* Assignment
In the records that follow, find each line with the word "Party" and copy it.

Top of Data listing

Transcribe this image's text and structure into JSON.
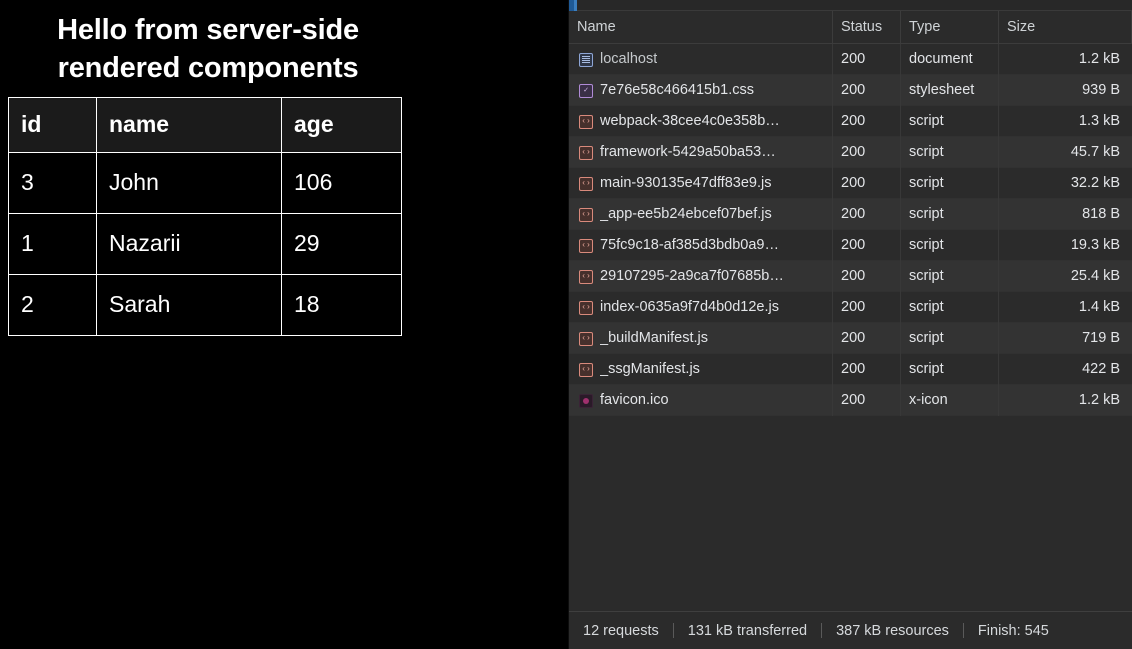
{
  "page": {
    "heading": "Hello from server-side rendered components",
    "table": {
      "columns": [
        "id",
        "name",
        "age"
      ],
      "rows": [
        {
          "id": "3",
          "name": "John",
          "age": "106"
        },
        {
          "id": "1",
          "name": "Nazarii",
          "age": "29"
        },
        {
          "id": "2",
          "name": "Sarah",
          "age": "18"
        }
      ]
    }
  },
  "devtools": {
    "panel": "Network",
    "columns": {
      "name": "Name",
      "status": "Status",
      "type": "Type",
      "size": "Size"
    },
    "requests": [
      {
        "name": "localhost",
        "status": "200",
        "type": "document",
        "size": "1.2 kB",
        "icon": "document-icon",
        "icon_kind": "doc"
      },
      {
        "name": "7e76e58c466415b1.css",
        "status": "200",
        "type": "stylesheet",
        "size": "939 B",
        "icon": "stylesheet-icon",
        "icon_kind": "css"
      },
      {
        "name": "webpack-38cee4c0e358b…",
        "status": "200",
        "type": "script",
        "size": "1.3 kB",
        "icon": "script-icon",
        "icon_kind": "js"
      },
      {
        "name": "framework-5429a50ba53…",
        "status": "200",
        "type": "script",
        "size": "45.7 kB",
        "icon": "script-icon",
        "icon_kind": "js"
      },
      {
        "name": "main-930135e47dff83e9.js",
        "status": "200",
        "type": "script",
        "size": "32.2 kB",
        "icon": "script-icon",
        "icon_kind": "js"
      },
      {
        "name": "_app-ee5b24ebcef07bef.js",
        "status": "200",
        "type": "script",
        "size": "818 B",
        "icon": "script-icon",
        "icon_kind": "js"
      },
      {
        "name": "75fc9c18-af385d3bdb0a9…",
        "status": "200",
        "type": "script",
        "size": "19.3 kB",
        "icon": "script-icon",
        "icon_kind": "js"
      },
      {
        "name": "29107295-2a9ca7f07685b…",
        "status": "200",
        "type": "script",
        "size": "25.4 kB",
        "icon": "script-icon",
        "icon_kind": "js"
      },
      {
        "name": "index-0635a9f7d4b0d12e.js",
        "status": "200",
        "type": "script",
        "size": "1.4 kB",
        "icon": "script-icon",
        "icon_kind": "js"
      },
      {
        "name": "_buildManifest.js",
        "status": "200",
        "type": "script",
        "size": "719 B",
        "icon": "script-icon",
        "icon_kind": "js"
      },
      {
        "name": "_ssgManifest.js",
        "status": "200",
        "type": "script",
        "size": "422 B",
        "icon": "script-icon",
        "icon_kind": "js"
      },
      {
        "name": "favicon.ico",
        "status": "200",
        "type": "x-icon",
        "size": "1.2 kB",
        "icon": "favicon-icon",
        "icon_kind": "ico"
      }
    ],
    "summary": {
      "requests": "12 requests",
      "transferred": "131 kB transferred",
      "resources": "387 kB resources",
      "finish": "Finish: 545 "
    }
  },
  "colors": {
    "page_background": "#000000",
    "page_text": "#ffffff",
    "devtools_background": "#2b2b2b",
    "devtools_row_alt": "#333333",
    "devtools_text": "#e3e5e8",
    "icon_script": "#d98a7c",
    "icon_stylesheet": "#b08bd6",
    "icon_document": "#8ea6d6",
    "overview_marker": "#1f5a96"
  }
}
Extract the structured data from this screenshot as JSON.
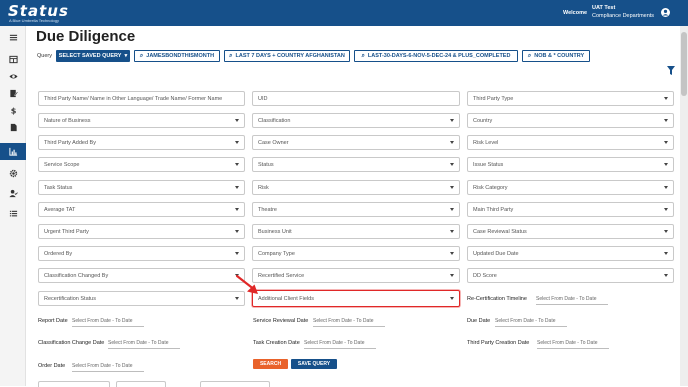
{
  "header": {
    "logo": "Status",
    "logo_tagline": "A Blue Umbrella Technology",
    "welcome": "Welcome",
    "user_name": "UAT Test",
    "user_dept": "Compliance Departments"
  },
  "page": {
    "title": "Due Diligence"
  },
  "query": {
    "label": "Query",
    "select_button": "SELECT SAVED QUERY",
    "saved": [
      "JAMESBONDTHISMONTH",
      "LAST 7 DAYS + COUNTRY AFGHANISTAN",
      "LAST-30-DAYS-6-NOV-5-DEC-24 & PLUS_COMPLETED",
      "NOB & * COUNTRY"
    ]
  },
  "fields": {
    "third_party_name": "Third Party Name/ Name in Other Language/ Trade Name/ Former Name",
    "uid": "UID",
    "third_party_type": "Third Party Type",
    "nature_of_business": "Nature of Business",
    "classification": "Classification",
    "country": "Country",
    "third_party_added_by": "Third Party Added By",
    "case_owner": "Case Owner",
    "risk_level": "Risk Level",
    "service_scope": "Service Scope",
    "status": "Status",
    "issue_status": "Issue Status",
    "task_status": "Task Status",
    "risk": "Risk",
    "risk_category": "Risk Category",
    "average_tat": "Average TAT",
    "theatre": "Theatre",
    "main_third_party": "Main Third Party",
    "urgent_third_party": "Urgent Third Party",
    "business_unit": "Business Unit",
    "case_reviewal_status": "Case Reviewal Status",
    "ordered_by": "Ordered By",
    "company_type": "Company Type",
    "updated_due_date": "Updated Due Date",
    "classification_changed_by": "Classification Changed By",
    "recertified_service": "Recertified Service",
    "dd_score": "DD Score",
    "recertification_status": "Recertification Status",
    "additional_client_fields": "Additional Client Fields"
  },
  "dates": {
    "placeholder": "Select From Date - To Date",
    "recert_timeline": "Re-Certification Timeline",
    "report_date": "Report Date",
    "service_reviewal_date": "Service Reviewal Date",
    "due_date": "Due Date",
    "classification_change_date": "Classification Change Date",
    "task_creation_date": "Task Creation Date",
    "third_party_creation_date": "Third Party Creation Date",
    "order_date": "Order Date"
  },
  "actions": {
    "search": "SEARCH",
    "save_query": "SAVE QUERY"
  },
  "colors": {
    "brand": "#16508a",
    "accent": "#e9622a",
    "highlight": "#e02828"
  }
}
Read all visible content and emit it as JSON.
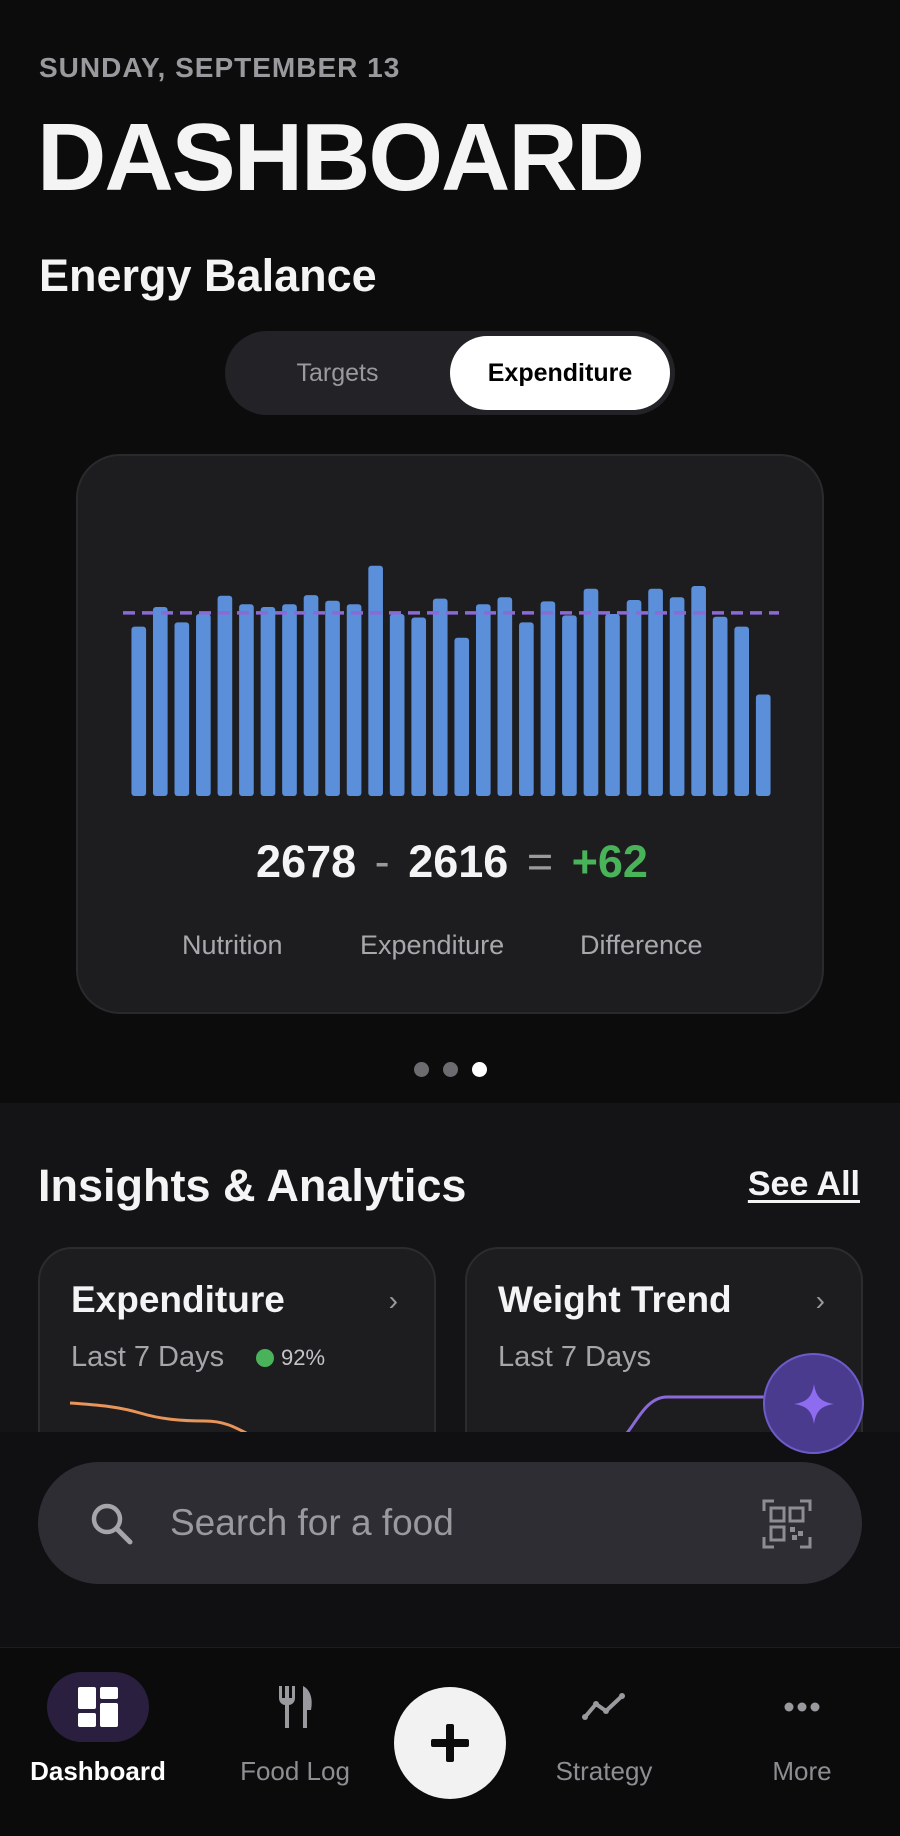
{
  "header": {
    "date": "SUNDAY, SEPTEMBER 13",
    "title": "DASHBOARD",
    "section_title": "Energy Balance"
  },
  "segmented": {
    "options": [
      "Targets",
      "Expenditure"
    ],
    "selected": "Expenditure"
  },
  "energy_card": {
    "nutrition": "2678",
    "minus": "-",
    "expenditure": "2616",
    "equals": "=",
    "difference": "+62",
    "labels": {
      "nutrition": "Nutrition",
      "expenditure": "Expenditure",
      "difference": "Difference"
    },
    "pager": {
      "count": 3,
      "active": 3
    }
  },
  "chart_data": {
    "type": "bar",
    "values": [
      2420,
      2700,
      2480,
      2600,
      2860,
      2740,
      2700,
      2740,
      2870,
      2790,
      2740,
      3290,
      2600,
      2550,
      2820,
      2260,
      2740,
      2840,
      2480,
      2780,
      2580,
      2960,
      2600,
      2800,
      2960,
      2840,
      3000,
      2560,
      2420,
      1450
    ],
    "target_line": 2616,
    "ylim": [
      0,
      3500
    ],
    "bar_color": "#5b8fd9",
    "target_color": "#8a6ad6"
  },
  "insights": {
    "title": "Insights & Analytics",
    "see_all": "See All",
    "cards": [
      {
        "title": "Expenditure",
        "subtitle": "Last 7 Days",
        "badge": "92%",
        "line_color": "#e8955a"
      },
      {
        "title": "Weight Trend",
        "subtitle": "Last 7 Days",
        "line_color": "#8a6ad6"
      }
    ],
    "chevron": "›"
  },
  "search": {
    "placeholder": "Search for a food",
    "value": ""
  },
  "tabbar": {
    "items": [
      {
        "label": "Dashboard",
        "icon": "dashboard-icon",
        "active": true
      },
      {
        "label": "Food Log",
        "icon": "fork-knife-icon",
        "active": false
      },
      {
        "label": "Strategy",
        "icon": "trend-line-icon",
        "active": false
      },
      {
        "label": "More",
        "icon": "ellipsis-icon",
        "active": false
      }
    ],
    "center_button": "plus-icon"
  },
  "colors": {
    "accent_purple": "#8a6ad6",
    "positive_green": "#49b35a",
    "background": "#0c0c0d",
    "card": "#1d1d20"
  }
}
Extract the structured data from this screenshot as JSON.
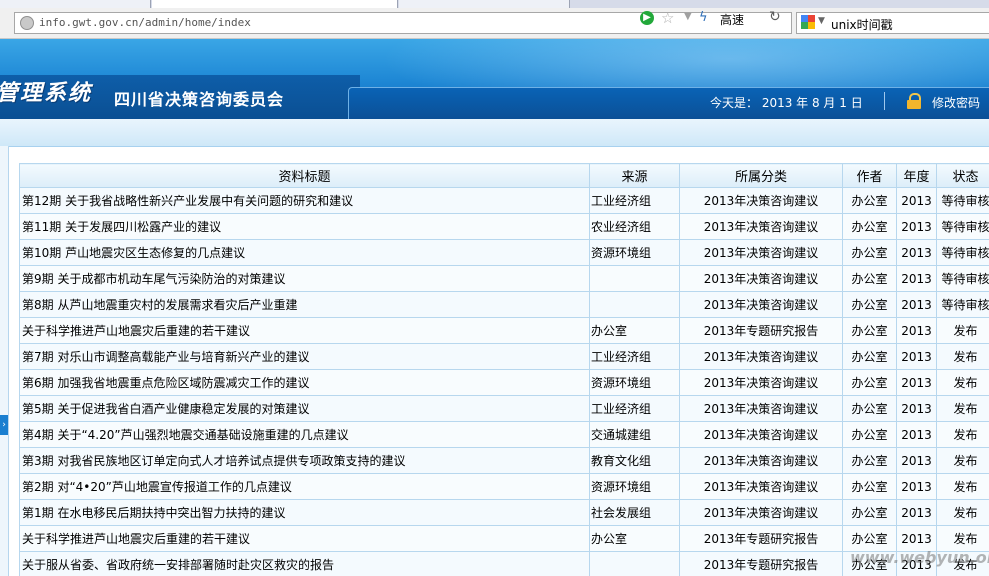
{
  "browser": {
    "url": "info.gwt.gov.cn/admin/home/index",
    "speed_label": "高速",
    "search_query": "unix时间戳"
  },
  "header": {
    "system_title": "管理系统",
    "org_name": "四川省决策咨询委员会",
    "date_text": "今天是： 2013 年 8 月 1 日",
    "change_password": "修改密码"
  },
  "table": {
    "columns": [
      "资料标题",
      "来源",
      "所属分类",
      "作者",
      "年度",
      "状态"
    ],
    "rows": [
      {
        "title": "第12期 关于我省战略性新兴产业发展中有关问题的研究和建议",
        "source": "工业经济组",
        "category": "2013年决策咨询建议",
        "author": "办公室",
        "year": "2013",
        "status": "等待审核"
      },
      {
        "title": "第11期 关于发展四川松露产业的建议",
        "source": "农业经济组",
        "category": "2013年决策咨询建议",
        "author": "办公室",
        "year": "2013",
        "status": "等待审核"
      },
      {
        "title": "第10期 芦山地震灾区生态修复的几点建议",
        "source": "资源环境组",
        "category": "2013年决策咨询建议",
        "author": "办公室",
        "year": "2013",
        "status": "等待审核"
      },
      {
        "title": "第9期 关于成都市机动车尾气污染防治的对策建议",
        "source": "",
        "category": "2013年决策咨询建议",
        "author": "办公室",
        "year": "2013",
        "status": "等待审核"
      },
      {
        "title": "第8期 从芦山地震重灾村的发展需求看灾后产业重建",
        "source": "",
        "category": "2013年决策咨询建议",
        "author": "办公室",
        "year": "2013",
        "status": "等待审核"
      },
      {
        "title": "关于科学推进芦山地震灾后重建的若干建议",
        "source": "办公室",
        "category": "2013年专题研究报告",
        "author": "办公室",
        "year": "2013",
        "status": "发布"
      },
      {
        "title": "第7期 对乐山市调整高载能产业与培育新兴产业的建议",
        "source": "工业经济组",
        "category": "2013年决策咨询建议",
        "author": "办公室",
        "year": "2013",
        "status": "发布"
      },
      {
        "title": "第6期 加强我省地震重点危险区域防震减灾工作的建议",
        "source": "资源环境组",
        "category": "2013年决策咨询建议",
        "author": "办公室",
        "year": "2013",
        "status": "发布"
      },
      {
        "title": "第5期 关于促进我省白酒产业健康稳定发展的对策建议",
        "source": "工业经济组",
        "category": "2013年决策咨询建议",
        "author": "办公室",
        "year": "2013",
        "status": "发布"
      },
      {
        "title": "第4期 关于“4.20”芦山强烈地震交通基础设施重建的几点建议",
        "source": "交通城建组",
        "category": "2013年决策咨询建议",
        "author": "办公室",
        "year": "2013",
        "status": "发布"
      },
      {
        "title": "第3期 对我省民族地区订单定向式人才培养试点提供专项政策支持的建议",
        "source": "教育文化组",
        "category": "2013年决策咨询建议",
        "author": "办公室",
        "year": "2013",
        "status": "发布"
      },
      {
        "title": "第2期 对“4•20”芦山地震宣传报道工作的几点建议",
        "source": "资源环境组",
        "category": "2013年决策咨询建议",
        "author": "办公室",
        "year": "2013",
        "status": "发布"
      },
      {
        "title": "第1期 在水电移民后期扶持中突出智力扶持的建议",
        "source": "社会发展组",
        "category": "2013年决策咨询建议",
        "author": "办公室",
        "year": "2013",
        "status": "发布"
      },
      {
        "title": "关于科学推进芦山地震灾后重建的若干建议",
        "source": "办公室",
        "category": "2013年专题研究报告",
        "author": "办公室",
        "year": "2013",
        "status": "发布"
      },
      {
        "title": "关于服从省委、省政府统一安排部署随时赴灾区救灾的报告",
        "source": "",
        "category": "2013年专题研究报告",
        "author": "办公室",
        "year": "2013",
        "status": "发布"
      }
    ]
  },
  "watermark": "www.webyun.org",
  "colors": {
    "header_blue": "#1d86d4",
    "table_border": "#b7d7ee",
    "go_green": "#22a83a"
  }
}
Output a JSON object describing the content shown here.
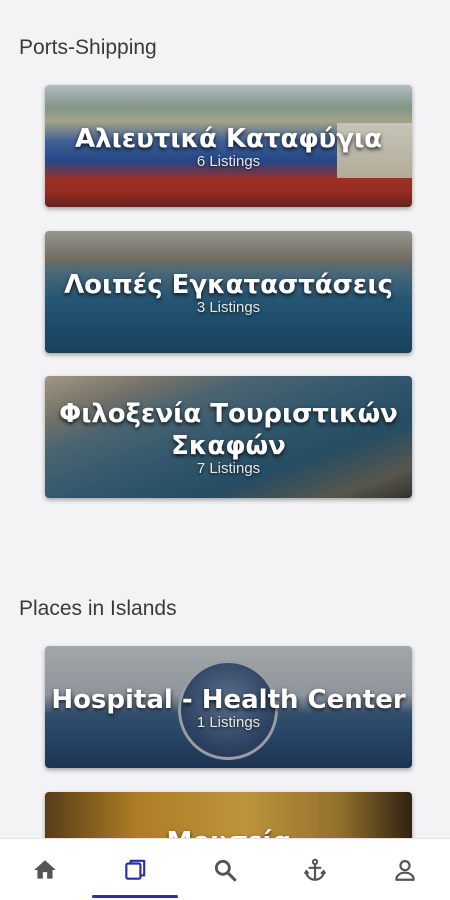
{
  "sections": [
    {
      "title": "Ports-Shipping",
      "cards": [
        {
          "title": "Αλιευτικά Καταφύγια",
          "count": "6 Listings"
        },
        {
          "title": "Λοιπές Εγκαταστάσεις",
          "count": "3 Listings"
        },
        {
          "title": "Φιλοξενία Τουριστικών Σκαφών",
          "count": "7 Listings"
        }
      ]
    },
    {
      "title": "Places in Islands",
      "cards": [
        {
          "title": "Hospital - Health Center",
          "count": "1 Listings"
        },
        {
          "title": "Μουσεία",
          "count": ""
        }
      ]
    }
  ],
  "bottom_nav": {
    "items": [
      {
        "icon": "home-icon"
      },
      {
        "icon": "listings-icon",
        "active": true
      },
      {
        "icon": "search-icon"
      },
      {
        "icon": "anchor-icon"
      },
      {
        "icon": "user-icon"
      }
    ],
    "active_color": "#2a2ea8",
    "icon_color": "#555555"
  }
}
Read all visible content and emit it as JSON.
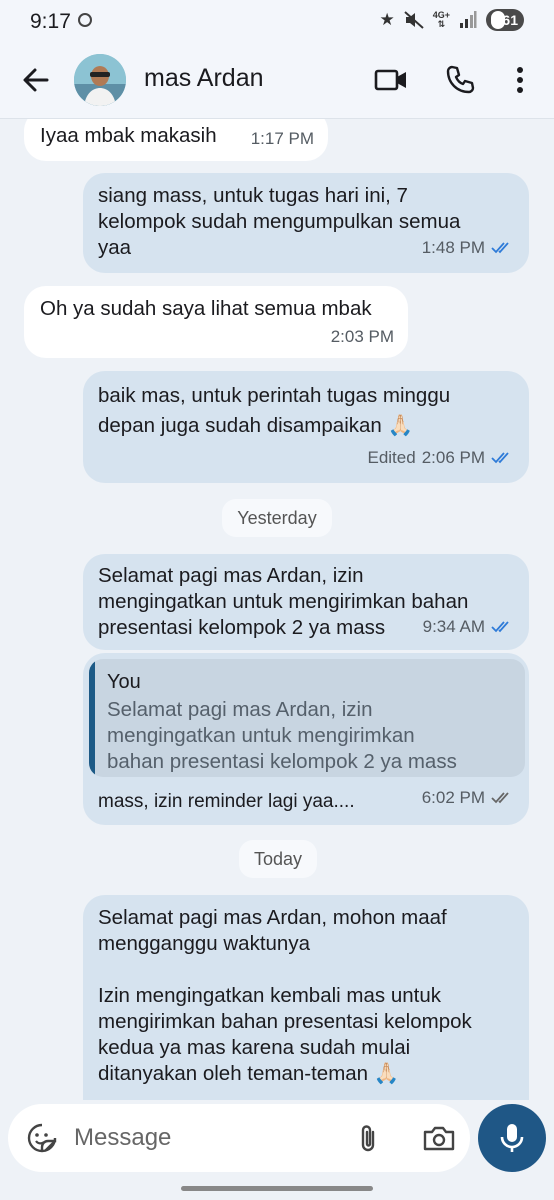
{
  "status_bar": {
    "time": "9:17",
    "network": "4G+",
    "battery": "61"
  },
  "header": {
    "contact_name": "mas Ardan"
  },
  "messages": [
    {
      "text": "Iyaa mbak makasih",
      "time": "1:17 PM"
    },
    {
      "text": "siang mass, untuk tugas hari ini, 7\nkelompok sudah mengumpulkan semua\nyaa",
      "time": "1:48 PM"
    },
    {
      "text": "Oh ya sudah saya lihat semua mbak",
      "time": "2:03 PM"
    },
    {
      "text": "baik mas, untuk perintah tugas minggu\ndepan juga sudah disampaikan 🙏🏻",
      "edited": "Edited",
      "time": "2:06 PM"
    },
    {
      "text": "Selamat pagi mas Ardan, izin\nmengingatkan untuk mengirimkan bahan\npresentasi kelompok 2 ya mass",
      "time": "9:34 AM"
    },
    {
      "quote_author": "You",
      "quote_text": "Selamat pagi mas Ardan, izin\nmengingatkan untuk mengirimkan\nbahan presentasi kelompok 2 ya mass",
      "text": "mass, izin reminder lagi yaa....",
      "time": "6:02 PM"
    },
    {
      "text": "Selamat pagi mas Ardan, mohon maaf\nmengganggu waktunya\n\nIzin mengingatkan kembali mas untuk\nmengirimkan bahan presentasi kelompok\nkedua ya mas karena sudah mulai\nditanyakan oleh teman-teman 🙏🏻"
    }
  ],
  "date_separators": {
    "yesterday": "Yesterday",
    "today": "Today"
  },
  "input": {
    "placeholder": "Message"
  },
  "colors": {
    "outgoing_bubble": "#d6e3ef",
    "incoming_bubble": "#ffffff",
    "accent": "#1f5786",
    "read_ticks": "#2f7bd8",
    "sent_ticks": "#666666"
  },
  "icons": {
    "back": "arrow-left-icon",
    "video": "video-camera-icon",
    "call": "phone-icon",
    "more": "more-vertical-icon",
    "emoji": "sticker-icon",
    "attach": "paperclip-icon",
    "camera": "camera-icon",
    "mic": "microphone-icon"
  }
}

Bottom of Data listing

* Your response
    "third_party_name": "Third Party Name/ Name in Other Language/ Trade Name/ Former Name",
    "third_party_type": "Third Party Type",
    "third_party_added_by": "Third Party Added By",
    "main_third_party": "Main Third Party",
    "urgent_third_party": "Urgent Third Party",
    "third_party_creation_date": "Third Party Creation Date",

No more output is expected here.